As the above illustrates, a foreign key relationship now
exists between the fieldszoo.species and species.id. An entry in the zoo table will be
permitted only if the corresponding zoo.species field matches
a value in the species.idfield. This is
clearly visible in the following output, which demonstrates what happens when
you attempt to enter a record for Harry Hippopotamus with an invalid species
code:

mysql> INSERT INTO zoo VALUES (1, ‘Harry’, 5);
ERROR 1216 (23000): Cannot add or update a child row: a foreign key constraint fails

Here, MySQL checks the speciestable to see if the species code exists
and, finding that it does not, rejects the record.
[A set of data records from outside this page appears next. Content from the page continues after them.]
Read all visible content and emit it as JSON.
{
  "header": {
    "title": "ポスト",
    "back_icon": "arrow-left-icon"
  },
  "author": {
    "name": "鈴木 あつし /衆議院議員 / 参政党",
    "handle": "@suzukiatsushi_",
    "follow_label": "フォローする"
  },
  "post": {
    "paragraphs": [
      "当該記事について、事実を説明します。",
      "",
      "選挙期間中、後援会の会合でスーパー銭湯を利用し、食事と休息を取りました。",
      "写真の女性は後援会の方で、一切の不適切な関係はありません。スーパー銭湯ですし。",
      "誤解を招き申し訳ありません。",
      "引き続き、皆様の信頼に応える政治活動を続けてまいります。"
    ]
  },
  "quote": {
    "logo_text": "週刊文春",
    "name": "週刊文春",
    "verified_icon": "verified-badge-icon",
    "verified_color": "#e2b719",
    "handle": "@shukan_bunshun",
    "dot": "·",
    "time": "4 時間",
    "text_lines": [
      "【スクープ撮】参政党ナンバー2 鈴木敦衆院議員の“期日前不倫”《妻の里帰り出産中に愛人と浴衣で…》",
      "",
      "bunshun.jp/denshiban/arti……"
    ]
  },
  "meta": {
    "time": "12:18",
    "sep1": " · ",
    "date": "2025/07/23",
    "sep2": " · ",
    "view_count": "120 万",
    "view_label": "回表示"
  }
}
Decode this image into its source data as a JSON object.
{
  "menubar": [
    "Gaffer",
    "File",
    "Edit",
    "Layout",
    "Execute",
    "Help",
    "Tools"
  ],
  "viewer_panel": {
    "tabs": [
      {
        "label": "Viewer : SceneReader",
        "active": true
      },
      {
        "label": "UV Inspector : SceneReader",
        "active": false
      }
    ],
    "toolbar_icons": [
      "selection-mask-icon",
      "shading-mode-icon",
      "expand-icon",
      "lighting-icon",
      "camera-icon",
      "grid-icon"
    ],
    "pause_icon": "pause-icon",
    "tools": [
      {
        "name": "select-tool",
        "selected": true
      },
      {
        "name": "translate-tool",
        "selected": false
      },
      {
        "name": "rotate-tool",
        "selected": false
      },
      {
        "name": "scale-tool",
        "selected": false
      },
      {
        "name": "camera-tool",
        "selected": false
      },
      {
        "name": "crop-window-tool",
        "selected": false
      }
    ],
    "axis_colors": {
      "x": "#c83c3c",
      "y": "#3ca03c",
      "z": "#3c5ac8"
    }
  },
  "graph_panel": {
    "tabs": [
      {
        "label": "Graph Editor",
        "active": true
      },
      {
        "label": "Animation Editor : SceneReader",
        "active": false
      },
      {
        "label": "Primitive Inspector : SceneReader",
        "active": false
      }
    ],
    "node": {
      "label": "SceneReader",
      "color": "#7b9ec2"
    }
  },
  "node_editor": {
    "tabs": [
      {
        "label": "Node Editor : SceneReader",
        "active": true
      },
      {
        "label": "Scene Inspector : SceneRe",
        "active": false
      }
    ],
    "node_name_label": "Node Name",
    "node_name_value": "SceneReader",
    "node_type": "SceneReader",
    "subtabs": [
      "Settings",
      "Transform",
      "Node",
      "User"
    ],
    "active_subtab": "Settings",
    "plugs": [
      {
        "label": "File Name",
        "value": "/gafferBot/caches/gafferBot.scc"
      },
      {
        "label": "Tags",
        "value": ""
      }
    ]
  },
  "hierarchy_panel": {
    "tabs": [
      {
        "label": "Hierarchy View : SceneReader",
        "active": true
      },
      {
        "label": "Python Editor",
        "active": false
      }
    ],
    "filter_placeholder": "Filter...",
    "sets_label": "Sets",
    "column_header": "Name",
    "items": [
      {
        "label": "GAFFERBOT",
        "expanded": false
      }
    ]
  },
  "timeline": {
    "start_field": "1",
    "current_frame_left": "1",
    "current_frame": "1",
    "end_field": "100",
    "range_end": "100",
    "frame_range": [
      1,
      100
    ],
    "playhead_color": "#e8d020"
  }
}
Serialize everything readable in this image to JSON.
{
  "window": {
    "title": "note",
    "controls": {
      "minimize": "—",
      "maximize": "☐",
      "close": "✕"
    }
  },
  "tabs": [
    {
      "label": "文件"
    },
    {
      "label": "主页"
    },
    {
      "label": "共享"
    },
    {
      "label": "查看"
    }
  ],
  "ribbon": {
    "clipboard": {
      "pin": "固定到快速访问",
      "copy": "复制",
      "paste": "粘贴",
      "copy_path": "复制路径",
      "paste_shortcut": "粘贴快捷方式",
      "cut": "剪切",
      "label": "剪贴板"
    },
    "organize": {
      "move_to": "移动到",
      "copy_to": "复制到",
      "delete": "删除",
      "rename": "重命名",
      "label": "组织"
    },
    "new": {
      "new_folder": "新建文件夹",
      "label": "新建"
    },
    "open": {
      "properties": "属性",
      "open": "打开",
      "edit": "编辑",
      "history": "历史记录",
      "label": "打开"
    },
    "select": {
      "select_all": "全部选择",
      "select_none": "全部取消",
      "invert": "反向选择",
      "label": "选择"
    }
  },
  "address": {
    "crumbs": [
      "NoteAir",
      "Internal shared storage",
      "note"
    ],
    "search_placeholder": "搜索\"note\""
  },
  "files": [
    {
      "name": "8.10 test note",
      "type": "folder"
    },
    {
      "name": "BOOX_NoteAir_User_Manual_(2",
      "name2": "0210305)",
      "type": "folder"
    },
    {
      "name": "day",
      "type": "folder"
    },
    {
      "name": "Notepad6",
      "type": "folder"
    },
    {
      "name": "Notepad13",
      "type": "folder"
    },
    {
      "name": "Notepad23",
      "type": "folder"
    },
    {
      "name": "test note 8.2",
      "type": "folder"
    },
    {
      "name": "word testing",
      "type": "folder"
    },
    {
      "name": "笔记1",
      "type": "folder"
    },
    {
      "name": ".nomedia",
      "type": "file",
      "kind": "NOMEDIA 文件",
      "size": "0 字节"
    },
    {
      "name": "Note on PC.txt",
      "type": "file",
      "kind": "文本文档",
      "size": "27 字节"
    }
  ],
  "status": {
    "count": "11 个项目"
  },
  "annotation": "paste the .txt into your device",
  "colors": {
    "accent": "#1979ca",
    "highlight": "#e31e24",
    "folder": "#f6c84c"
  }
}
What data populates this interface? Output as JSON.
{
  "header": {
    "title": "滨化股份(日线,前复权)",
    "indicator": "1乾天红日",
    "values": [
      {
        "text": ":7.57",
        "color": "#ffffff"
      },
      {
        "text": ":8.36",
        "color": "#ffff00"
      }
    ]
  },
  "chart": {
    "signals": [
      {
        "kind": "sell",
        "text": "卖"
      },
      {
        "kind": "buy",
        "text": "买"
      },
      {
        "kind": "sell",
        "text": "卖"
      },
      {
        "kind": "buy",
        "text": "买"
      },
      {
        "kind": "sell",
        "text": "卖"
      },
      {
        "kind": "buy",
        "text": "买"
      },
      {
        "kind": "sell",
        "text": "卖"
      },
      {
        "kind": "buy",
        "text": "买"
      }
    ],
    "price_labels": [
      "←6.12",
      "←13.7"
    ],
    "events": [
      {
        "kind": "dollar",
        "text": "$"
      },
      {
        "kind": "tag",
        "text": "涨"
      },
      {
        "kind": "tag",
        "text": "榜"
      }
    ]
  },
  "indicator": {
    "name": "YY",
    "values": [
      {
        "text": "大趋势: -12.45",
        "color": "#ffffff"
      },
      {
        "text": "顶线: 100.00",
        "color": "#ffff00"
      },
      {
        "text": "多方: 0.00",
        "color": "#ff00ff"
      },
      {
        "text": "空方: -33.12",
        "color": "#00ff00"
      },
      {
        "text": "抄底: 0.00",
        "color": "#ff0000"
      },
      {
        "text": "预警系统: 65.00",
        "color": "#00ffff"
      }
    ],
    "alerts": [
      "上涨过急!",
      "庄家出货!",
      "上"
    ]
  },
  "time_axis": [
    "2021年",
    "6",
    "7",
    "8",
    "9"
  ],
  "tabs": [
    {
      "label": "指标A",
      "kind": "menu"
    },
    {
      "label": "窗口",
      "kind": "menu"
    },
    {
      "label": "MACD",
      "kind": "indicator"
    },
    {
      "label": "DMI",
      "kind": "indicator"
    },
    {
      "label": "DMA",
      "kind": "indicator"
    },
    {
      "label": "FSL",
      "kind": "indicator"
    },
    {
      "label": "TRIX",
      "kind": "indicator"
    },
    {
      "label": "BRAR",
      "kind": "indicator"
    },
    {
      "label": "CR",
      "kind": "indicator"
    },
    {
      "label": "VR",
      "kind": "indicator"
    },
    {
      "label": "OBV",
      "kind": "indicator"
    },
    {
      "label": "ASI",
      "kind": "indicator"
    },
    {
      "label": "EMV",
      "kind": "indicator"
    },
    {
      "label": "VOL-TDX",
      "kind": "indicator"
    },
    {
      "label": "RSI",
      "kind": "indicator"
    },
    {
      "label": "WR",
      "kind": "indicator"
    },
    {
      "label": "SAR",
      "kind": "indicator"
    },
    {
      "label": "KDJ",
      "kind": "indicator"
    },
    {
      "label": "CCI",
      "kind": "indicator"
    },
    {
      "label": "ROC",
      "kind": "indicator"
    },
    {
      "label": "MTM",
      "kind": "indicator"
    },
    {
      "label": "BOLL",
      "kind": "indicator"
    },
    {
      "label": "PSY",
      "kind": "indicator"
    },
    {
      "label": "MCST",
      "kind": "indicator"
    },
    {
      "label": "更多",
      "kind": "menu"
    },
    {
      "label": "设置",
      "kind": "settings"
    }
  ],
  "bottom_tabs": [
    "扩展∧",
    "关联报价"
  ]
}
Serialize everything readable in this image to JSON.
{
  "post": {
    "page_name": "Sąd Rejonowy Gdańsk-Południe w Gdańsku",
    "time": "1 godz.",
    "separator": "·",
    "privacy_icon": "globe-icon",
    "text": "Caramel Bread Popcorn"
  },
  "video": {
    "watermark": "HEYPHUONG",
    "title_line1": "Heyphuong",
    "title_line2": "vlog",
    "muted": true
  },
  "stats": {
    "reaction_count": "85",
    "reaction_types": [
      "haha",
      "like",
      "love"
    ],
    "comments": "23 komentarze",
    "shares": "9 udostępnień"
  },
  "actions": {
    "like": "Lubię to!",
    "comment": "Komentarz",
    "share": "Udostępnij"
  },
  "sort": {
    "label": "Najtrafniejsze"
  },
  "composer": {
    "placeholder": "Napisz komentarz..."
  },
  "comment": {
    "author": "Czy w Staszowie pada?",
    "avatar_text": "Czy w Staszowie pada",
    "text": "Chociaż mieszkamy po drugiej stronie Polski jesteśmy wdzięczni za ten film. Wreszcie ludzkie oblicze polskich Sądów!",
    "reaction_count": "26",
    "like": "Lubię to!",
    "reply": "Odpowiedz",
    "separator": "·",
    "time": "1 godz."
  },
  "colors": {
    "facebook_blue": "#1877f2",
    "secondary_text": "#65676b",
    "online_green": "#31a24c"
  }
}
Contrast this with what
happens when you enter the same record with a valid species code (one that
already exists in the species table):

mysql> INSERT INTO zoo VALUES (1, ‘Harry’, 3);
Query OK, 1 row affected (0.06 sec)

Here, MySQL checks the species table to see if the species code
exists and, finding that it does, permits the record to be saved to the zoo table.

To delete a foreign key relationship, first use the SHOW
CREATE TABLE
command to find out InnoDB’s internal label for the
field (Listing B).

Listing B

+——-+—————————————————+
| Table | Create Table                                      |
+——-+—————————————————+
| zoo   | CREATE TABLE `zoo` (
  `id` int(4) NOT NULL default ‘0’,
  `name` varchar(50) NOT NULL default ”,
  `FK_species` tinyint(4) NOT NULL default ‘0’,
  KEY `FK_species` (`FK_species`),
  CONSTRAINT `zoo_ibfk_1` FOREIGN KEY (`FK_species`)
  REFERENCES `species` (`id`)
) ENGINE=InnoDB DEFAULT CHARSET=latin1 |
+——-+—————————————————-+

And then use the ALTER
TABLE

command with the DROP FOREIGN KEY clause, as
below:

mysql> ALTER TABLE zoo DROP FOREIGN KEY zoo_ibfk_1;
Query OK, 1 row affected (0.11 sec)
Records: 1  Duplicates: 0  Warnings: 0

To add a foreign key to an existing table, use the ALTER TABLE command with an ADD FOREIGN KEY clause to define the appropriate
field as a foreign key:

mysql> ALTER TABLE zoo ADD FOREIGN KEY (FK_species) REFERENCES species (id);
Query OK, 1 rows affected (0.11 sec)
Records: 1  Duplicates: 0  Warnings: 0

As the examples above illustrate, foreign key relationships
can play an important role in catching data entry errors, and implementing them
usually results in a stronger, better-integrated database. On the other hand,
it’s worthwhile noting that performing foreign key checks is a
resource-intensive process and defining complicated inter-relationships between
tables can result in a significant performance drop. Therefore, it’s important
to always balance referential integrity considerations with performance
considerations, and use foreign keys judiciously to ensure an optimal mix of
speed and strength.

I hope you enjoyed this brief introduction to foreign keys,
and that you will find it useful the next time you sit down to design a
database in MySQL. Happy coding!